Before answering Harper expressed condolences.  In a vague manner he then spoke about actions the government was taking at this time ending with a goal of balanced budgets.  He also spoke about current training processes.  Together he spoke of investing in the labour force to prepare workers for entry into new industries while keeping taxes down.

Thomas Mulcair said “Mr. Harper put all his eggs in one basket and then he dropped the basket,” saying Harper had only been investing in the energy and manufacturing sectors which has at this time collapsed.  In terms of his plan Mulcair said the NDP is planning to drop taxes on small and medium sized businesses because they create most of Canada’s jobs.  In regards to family balance, off topic from the present question, Mulcair spoke of the NDP plan to bring affordable childcare, saying it would be good for the economy and good for women.  He did not explain why it would be good for the economy.
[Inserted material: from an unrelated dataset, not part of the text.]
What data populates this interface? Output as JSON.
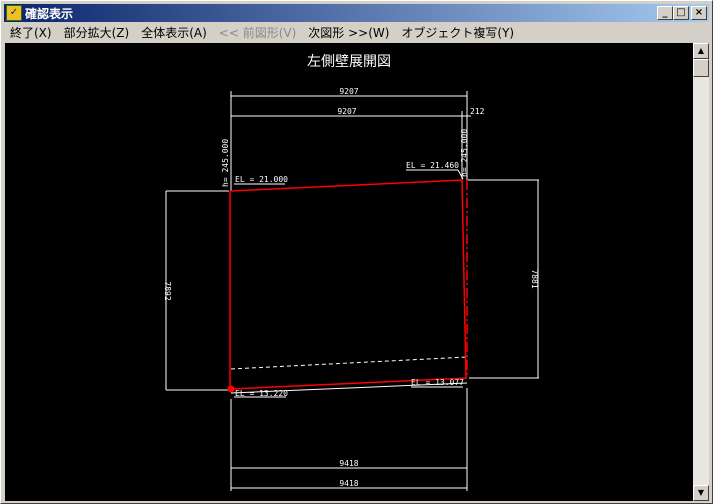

When asked to begin the open round on the issue of jobs, Justin Trudeau began by stating that Canada had declined and Canadians were living at a lower standard since the Conservatives had taken through questions to the audience, adding that that he was in touch with Canadians as well as aware of the government’s actions while Harper was aware of the government but unaware of its effect on Canadians.  When asked about his plan Trudeau said “We have a plan.  A strong and clear plan to invest in our middle-class, to grow the economy, to give it the kick-start it needs, and put more money in Canadians’ pockets.”  He said it would mean “raising taxes on the wealthiest 1%” while lowering taxes on the middle-class together with investing in infrastructure.  To do this Trudeau said “We are going to run three modest deficits in order to pay for it” adding that “these are the kind of investments Mr. Harper hasn’t made”.

In response Harper said that today Canada was “in an unstable world economy” adding the Trudeau was opposed to cuts against small businesses because they were the wealthy putting their money where they wouldn’t be taxed and was committed to running “permanent deficits”.  Trudeau immediately defended himself, interrupting Harper to say that Harper knows the Liberals are planning to lower small business taxes from 11% to 9% and assist them with their necessary costs such as transportation.  After saying “Mr. Harper has not only the worst record on jobs, job creation record since World War 2, he has the worst record on economic growth since the Great Depression” Trudeau said we have to grow the economy.

When asked for his response Mulcair said “While Mr. Harper thinks everything is just fine the way it is, Mr. Trudeau is proposing to dump tens of millions of dollars of new debt on future generations of Canadians.  The Prime Minister wants to hit the snooze button while Mr. Trudeau is hitting the panic button.” He added that the NDP had released numbers referring to the NDP fiscal policy released on 16 September and the voting public should be respected.  In defence Harper said both Mulcair and Trudeau proposed cuts to small business taxes, what the Conservatives were already doing, while increasing payroll taxes and the CPP, “which are 10 times bigger than the tax cuts they are proposing” and referred to the Independent Federation of Small Businesses views against the NDP and Liberal fiscal plans saying they would lead to a loss of jobs.  In turn Trudeau defended saying pensions aren’t taxes because upon retirement persons get their money back.  With the final say on the topic Mulcair defended an increase to the CPP.